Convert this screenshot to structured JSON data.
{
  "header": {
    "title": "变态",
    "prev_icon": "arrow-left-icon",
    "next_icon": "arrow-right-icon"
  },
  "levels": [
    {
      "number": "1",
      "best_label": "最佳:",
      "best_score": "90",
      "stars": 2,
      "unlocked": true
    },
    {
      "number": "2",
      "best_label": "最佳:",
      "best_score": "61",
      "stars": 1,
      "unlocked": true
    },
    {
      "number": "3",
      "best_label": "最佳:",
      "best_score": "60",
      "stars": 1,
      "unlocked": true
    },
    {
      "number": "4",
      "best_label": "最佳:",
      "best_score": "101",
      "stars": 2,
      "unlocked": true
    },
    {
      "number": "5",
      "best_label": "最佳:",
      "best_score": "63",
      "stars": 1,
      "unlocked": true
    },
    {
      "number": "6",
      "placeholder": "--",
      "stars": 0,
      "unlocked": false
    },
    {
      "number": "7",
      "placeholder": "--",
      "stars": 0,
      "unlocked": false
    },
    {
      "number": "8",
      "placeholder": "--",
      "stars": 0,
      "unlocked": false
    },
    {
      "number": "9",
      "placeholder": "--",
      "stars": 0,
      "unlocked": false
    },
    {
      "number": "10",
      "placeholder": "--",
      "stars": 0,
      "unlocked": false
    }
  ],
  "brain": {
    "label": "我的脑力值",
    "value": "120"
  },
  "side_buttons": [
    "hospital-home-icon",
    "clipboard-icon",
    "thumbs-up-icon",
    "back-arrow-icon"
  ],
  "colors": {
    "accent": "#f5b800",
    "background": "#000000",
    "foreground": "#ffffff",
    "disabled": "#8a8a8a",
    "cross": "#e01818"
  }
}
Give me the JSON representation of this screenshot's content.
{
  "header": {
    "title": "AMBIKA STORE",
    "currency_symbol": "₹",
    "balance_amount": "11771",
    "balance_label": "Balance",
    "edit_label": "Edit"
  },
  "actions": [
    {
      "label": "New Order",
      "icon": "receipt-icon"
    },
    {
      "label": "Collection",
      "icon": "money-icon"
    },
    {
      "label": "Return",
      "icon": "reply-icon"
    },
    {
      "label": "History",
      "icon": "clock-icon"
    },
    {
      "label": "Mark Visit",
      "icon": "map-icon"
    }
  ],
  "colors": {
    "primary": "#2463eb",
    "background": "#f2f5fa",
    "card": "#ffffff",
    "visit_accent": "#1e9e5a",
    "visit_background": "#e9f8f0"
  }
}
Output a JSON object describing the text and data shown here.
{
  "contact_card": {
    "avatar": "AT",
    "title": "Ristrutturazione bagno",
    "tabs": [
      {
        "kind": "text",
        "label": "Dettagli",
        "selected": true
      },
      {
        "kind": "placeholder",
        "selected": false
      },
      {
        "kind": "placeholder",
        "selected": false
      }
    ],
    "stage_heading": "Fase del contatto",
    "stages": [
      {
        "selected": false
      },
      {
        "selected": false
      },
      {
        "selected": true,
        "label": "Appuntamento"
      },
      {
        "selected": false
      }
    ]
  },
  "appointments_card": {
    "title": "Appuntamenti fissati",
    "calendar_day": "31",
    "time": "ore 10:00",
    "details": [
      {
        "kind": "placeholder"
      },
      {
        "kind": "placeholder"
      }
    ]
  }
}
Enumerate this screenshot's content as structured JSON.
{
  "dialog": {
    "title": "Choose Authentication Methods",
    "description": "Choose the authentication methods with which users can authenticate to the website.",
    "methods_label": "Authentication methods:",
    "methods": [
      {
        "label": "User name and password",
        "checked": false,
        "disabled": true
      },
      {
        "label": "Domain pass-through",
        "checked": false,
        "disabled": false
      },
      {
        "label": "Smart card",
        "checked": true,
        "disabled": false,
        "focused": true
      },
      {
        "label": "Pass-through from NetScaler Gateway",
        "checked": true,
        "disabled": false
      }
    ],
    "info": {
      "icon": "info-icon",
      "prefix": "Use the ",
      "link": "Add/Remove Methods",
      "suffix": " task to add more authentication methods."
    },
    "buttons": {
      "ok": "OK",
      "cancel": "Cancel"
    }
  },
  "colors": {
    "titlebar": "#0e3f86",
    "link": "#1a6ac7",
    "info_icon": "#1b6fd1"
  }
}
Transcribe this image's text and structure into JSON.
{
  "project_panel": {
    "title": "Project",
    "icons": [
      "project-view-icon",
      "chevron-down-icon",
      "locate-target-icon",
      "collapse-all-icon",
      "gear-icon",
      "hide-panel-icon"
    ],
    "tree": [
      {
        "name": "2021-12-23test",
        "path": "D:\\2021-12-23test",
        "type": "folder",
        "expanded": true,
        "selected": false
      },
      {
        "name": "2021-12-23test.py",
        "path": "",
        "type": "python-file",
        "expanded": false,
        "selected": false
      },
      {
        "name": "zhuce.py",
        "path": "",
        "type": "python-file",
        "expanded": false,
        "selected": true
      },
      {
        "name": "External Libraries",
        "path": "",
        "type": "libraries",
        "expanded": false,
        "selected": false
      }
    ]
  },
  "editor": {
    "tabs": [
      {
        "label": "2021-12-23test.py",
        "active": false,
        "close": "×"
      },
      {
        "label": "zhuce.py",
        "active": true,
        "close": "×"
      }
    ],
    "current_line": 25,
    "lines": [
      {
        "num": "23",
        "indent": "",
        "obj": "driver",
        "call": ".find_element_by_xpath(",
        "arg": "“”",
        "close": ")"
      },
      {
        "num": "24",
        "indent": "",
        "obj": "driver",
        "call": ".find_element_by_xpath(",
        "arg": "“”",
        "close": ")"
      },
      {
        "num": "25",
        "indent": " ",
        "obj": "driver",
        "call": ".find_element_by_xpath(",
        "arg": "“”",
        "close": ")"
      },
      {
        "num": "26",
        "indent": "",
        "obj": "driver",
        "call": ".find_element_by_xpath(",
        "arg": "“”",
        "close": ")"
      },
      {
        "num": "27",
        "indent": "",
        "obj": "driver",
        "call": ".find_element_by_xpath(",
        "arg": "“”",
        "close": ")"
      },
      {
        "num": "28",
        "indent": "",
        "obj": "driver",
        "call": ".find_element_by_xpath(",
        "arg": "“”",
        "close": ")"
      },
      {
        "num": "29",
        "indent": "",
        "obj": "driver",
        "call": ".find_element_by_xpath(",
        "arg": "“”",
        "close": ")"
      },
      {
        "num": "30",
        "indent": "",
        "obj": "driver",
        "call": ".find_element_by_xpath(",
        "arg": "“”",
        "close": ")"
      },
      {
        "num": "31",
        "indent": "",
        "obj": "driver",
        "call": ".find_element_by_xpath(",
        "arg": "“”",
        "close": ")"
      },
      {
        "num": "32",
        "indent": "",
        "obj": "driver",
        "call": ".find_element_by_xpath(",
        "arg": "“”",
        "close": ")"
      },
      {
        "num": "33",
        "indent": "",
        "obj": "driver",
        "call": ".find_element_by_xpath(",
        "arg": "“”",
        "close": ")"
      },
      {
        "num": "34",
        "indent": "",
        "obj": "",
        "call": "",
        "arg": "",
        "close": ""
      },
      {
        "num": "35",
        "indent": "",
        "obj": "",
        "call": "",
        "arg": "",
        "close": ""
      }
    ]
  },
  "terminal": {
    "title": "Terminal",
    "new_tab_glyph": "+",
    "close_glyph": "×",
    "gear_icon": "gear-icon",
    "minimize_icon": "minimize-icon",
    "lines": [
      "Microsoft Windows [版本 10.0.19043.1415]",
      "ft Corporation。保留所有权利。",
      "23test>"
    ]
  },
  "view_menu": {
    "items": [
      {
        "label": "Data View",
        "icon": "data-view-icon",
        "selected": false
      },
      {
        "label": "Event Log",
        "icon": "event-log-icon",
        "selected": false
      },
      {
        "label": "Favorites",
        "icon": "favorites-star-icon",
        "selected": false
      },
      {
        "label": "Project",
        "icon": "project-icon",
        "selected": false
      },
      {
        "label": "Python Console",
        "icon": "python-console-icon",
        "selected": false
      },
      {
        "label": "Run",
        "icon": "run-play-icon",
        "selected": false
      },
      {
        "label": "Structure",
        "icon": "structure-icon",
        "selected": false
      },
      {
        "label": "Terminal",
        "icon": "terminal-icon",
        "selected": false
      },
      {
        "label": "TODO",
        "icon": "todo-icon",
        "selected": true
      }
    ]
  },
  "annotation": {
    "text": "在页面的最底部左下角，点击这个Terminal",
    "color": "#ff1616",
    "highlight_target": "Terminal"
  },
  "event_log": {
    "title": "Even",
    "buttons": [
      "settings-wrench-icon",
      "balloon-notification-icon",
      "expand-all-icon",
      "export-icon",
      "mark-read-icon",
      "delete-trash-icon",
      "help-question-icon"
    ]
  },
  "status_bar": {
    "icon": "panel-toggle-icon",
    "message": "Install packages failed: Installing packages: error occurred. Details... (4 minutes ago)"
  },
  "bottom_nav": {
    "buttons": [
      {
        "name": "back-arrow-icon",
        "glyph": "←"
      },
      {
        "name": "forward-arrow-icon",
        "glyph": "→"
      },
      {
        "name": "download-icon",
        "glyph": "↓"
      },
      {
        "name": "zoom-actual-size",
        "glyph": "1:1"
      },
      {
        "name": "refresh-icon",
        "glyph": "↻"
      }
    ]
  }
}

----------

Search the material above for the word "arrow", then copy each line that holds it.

    "prev_icon": "arrow-left-icon",
    "next_icon": "arrow-right-icon"
    "back-arrow-icon"
        "name": "back-arrow-icon",
        "name": "forward-arrow-icon",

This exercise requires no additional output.